I’d like to recommend a recent book on the atonement (the meaning and significance of the death of Jesus) by Jeremy R. Treat. It’s entitled The Crucified King: Atonement and Kingdom in Biblical and Systematic Theology (Grand Rapids: Zondervan, 2014).
Its main argument that cross and kingdom are intrinsically linked is an important one, and the author presents his case convincingly and clearly. The book delves into both biblical and systematic theology and is well researched and highly readable.
More controversially, the book stresses the importance of the penal substitutionary view of the atonement (both for cross and kingdom), tracing this theme throughout Scripture and explicating its internal theo-logic.
Here is my official review of the book, published in the McMaster Journal of Theology and Ministry 15 (2013-14): http://www.mcmaster.ca/mjtm/documents/Volume15/15.MJTM.R28-Franklin_on_Treat.pdf
Here is a brief summary statement from my review (see the link above for the full review):
Treat succeeds in convincingly demonstrating his central thesis that the kingdom and the cross belong together and are mutually informing realities. His contention that Christ the King suffered and died a substitutionary death on the cross in order to inaugurate the kingdom of God on earth (one that is hidden and cruciform, yet perceived in faith to be the power and wisdom of God) is both refreshing and compelling. He presents strong evidence from Scripture and tradition to support his position.
However, Treat’s secondary argument concerning the logical relations between atonement metaphors, and especially his insistence on the primacy of penal substitution, is far less convincing. His view may turn out to be true, but his argument does not sufficiently demonstrate it. . . .

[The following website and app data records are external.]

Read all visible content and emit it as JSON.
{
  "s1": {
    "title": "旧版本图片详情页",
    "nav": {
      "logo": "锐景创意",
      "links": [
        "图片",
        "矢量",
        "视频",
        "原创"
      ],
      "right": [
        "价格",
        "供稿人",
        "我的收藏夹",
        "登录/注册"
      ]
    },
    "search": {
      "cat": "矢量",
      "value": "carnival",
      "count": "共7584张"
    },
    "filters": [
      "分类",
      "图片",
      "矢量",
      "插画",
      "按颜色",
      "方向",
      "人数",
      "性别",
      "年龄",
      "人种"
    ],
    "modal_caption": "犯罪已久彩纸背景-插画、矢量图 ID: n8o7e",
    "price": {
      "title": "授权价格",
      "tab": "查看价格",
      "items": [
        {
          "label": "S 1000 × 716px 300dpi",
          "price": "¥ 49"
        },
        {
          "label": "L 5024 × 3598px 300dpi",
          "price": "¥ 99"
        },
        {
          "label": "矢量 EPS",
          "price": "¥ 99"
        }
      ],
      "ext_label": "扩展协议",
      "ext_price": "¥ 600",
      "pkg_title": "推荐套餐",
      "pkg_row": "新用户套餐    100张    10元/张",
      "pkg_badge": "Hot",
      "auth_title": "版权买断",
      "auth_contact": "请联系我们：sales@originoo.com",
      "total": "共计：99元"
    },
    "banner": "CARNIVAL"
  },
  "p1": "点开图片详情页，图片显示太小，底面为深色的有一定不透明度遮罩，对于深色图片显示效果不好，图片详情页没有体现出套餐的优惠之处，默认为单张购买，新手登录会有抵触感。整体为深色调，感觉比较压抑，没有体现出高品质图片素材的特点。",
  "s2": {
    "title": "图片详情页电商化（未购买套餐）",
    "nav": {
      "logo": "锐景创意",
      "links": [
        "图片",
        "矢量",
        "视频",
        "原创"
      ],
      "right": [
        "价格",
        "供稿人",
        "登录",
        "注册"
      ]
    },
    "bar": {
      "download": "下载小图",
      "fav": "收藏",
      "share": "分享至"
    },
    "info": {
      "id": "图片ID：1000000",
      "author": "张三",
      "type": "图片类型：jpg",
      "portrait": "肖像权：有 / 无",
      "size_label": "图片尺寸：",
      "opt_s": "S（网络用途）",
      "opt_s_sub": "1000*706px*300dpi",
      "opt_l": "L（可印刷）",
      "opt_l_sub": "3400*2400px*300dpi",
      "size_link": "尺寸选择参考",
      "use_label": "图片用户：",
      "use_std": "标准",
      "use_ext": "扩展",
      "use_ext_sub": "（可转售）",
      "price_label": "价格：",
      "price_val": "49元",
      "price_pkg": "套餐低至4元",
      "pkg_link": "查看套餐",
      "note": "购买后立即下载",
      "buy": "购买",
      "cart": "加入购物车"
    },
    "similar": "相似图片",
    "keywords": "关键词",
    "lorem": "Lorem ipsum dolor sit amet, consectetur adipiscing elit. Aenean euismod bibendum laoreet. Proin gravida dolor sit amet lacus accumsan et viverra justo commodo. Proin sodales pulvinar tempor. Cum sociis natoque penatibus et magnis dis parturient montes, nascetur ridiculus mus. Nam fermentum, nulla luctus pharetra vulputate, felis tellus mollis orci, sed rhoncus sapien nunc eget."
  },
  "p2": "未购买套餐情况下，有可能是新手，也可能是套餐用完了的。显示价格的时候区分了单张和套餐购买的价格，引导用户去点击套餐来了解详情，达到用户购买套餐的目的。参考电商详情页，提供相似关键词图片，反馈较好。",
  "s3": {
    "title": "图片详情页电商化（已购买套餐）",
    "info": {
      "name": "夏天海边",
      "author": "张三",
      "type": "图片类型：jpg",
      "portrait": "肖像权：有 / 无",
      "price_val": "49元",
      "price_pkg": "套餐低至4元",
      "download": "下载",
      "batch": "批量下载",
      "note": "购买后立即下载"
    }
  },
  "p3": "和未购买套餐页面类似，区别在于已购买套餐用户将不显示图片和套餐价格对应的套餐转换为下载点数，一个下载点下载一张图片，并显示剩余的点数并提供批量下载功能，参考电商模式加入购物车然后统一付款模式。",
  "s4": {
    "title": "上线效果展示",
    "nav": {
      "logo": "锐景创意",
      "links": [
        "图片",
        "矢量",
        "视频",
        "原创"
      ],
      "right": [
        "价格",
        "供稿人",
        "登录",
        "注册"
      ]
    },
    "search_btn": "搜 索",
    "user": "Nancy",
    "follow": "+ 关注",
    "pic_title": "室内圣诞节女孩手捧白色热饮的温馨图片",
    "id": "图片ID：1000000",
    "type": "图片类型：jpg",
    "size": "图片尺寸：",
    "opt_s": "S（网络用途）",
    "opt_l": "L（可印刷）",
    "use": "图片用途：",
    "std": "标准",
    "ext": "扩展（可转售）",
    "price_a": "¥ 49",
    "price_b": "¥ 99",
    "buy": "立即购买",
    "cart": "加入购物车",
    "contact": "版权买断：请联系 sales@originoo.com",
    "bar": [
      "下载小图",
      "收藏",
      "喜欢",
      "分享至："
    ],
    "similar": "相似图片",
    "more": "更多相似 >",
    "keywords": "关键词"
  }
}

. . . Despite these critical comments, I highly recommend The Crucified King to all who wish to engage atonement theology and kingdom theology seriously.